Measure for Measure: Gauge (The Dragons of Wayward Crescent) by Chris D'Lacey
Lucy Pennykettle could definitely smell burning. This was not unusual in her house at Number 42 Wayward Crescent. Lucy's mother, Liz, made clay dragons for living, and as everyone knows, dragons breathe fire--well, some of Liz's special dragons did, anyway.
Lucy's mom is more than a gifted potter with a talent for one-of-a-kind dragon sculptures. She is also a secret keeper of the ancient magical "flame" that is capable of preserving the ancient race of dragons in her little figures.
In the second of Chris D'Lacey's beginning chapter series of The Dragons of Wayward Crescent, Lucy Pennykettle falls in love with her mom's latest creation, Gauge, an earnest little dragon bearing an arcane device which enables him to calibrate measuring devices with perfect accuracy.

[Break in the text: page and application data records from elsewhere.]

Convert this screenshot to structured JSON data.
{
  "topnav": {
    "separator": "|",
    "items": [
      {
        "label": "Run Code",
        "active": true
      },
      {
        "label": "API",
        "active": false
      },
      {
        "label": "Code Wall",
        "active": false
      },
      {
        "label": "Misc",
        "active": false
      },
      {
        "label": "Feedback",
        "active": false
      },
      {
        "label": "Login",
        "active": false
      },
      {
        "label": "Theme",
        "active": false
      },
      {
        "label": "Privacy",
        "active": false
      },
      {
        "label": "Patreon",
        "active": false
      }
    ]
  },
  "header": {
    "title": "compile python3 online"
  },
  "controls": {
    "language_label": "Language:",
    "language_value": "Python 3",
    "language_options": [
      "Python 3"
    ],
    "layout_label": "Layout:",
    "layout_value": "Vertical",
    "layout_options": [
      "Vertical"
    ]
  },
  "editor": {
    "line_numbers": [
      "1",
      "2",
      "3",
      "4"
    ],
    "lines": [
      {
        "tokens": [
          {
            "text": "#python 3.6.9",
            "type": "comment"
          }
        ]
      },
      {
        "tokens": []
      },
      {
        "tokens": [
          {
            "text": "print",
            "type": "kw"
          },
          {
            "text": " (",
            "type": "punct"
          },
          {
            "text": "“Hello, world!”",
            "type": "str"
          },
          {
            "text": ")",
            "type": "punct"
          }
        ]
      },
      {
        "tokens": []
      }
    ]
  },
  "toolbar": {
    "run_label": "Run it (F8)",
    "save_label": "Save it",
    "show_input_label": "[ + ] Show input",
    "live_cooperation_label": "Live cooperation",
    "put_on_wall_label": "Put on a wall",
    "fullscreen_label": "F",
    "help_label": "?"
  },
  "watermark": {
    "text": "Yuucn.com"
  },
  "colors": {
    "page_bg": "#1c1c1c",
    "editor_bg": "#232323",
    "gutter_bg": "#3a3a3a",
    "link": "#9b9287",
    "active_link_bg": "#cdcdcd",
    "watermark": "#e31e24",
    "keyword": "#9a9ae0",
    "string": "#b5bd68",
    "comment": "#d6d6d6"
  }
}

And it isn't long before Gauge's special abilities are needed. Lucy learns that the the town's historic library clock tower is to be demolished and replaced with a digital timepiece quite out of character with her small English town. Quickly, Liz and Lucy organize a demonstration of preservationists to confront their pigheaded councilman, Roger Trustable, in front of a hastily assembled collection of regional television cameras and townspeople. Councilman Trustable staunchly insists that the clock's ancient works are hopelessly beyond repair. While her mom and teacher Mrs. Baxter divert attention by chaining themselves to the library carts downstairs, Lucy tries to sneak Gauge into the tower so that he and his magical measuring device can diagnose the old clock's malady and find a way to get it running properly again.
Trustable and his henchman Mr. Higson discover Lucy's plan and, just as Gauge gets to work diagnosing the problem, they literally attempt to clog up the clock works. But their malefactions summon an unsuspected ally for Lucy and Gauge--the tower's resident ghost Sir Rufus Trenchcombe, who alone knows the historic way to restart the clock.
Lucy Pennykettle and her tiny dragon cohorts are novel and engaging characters in the latest in this series, Gauge (The Dragons Of Wayward Crescent) (Scholastic, 2010). For the youngest fans of dragon lore and the fantasy-loving followers of Mary Pope Osborne's Magic Tree House series, these beginning chapter books, with their lively illustrations and their close-to-home adventures in cozy settings, are a good fit.
For older readers, who like their dragons a bit more hot-tempered, see D'Lacey's middle reader adventure series, The Last Dragon Chronicles, beginning with his best-selling adventure tale, The Fire Within.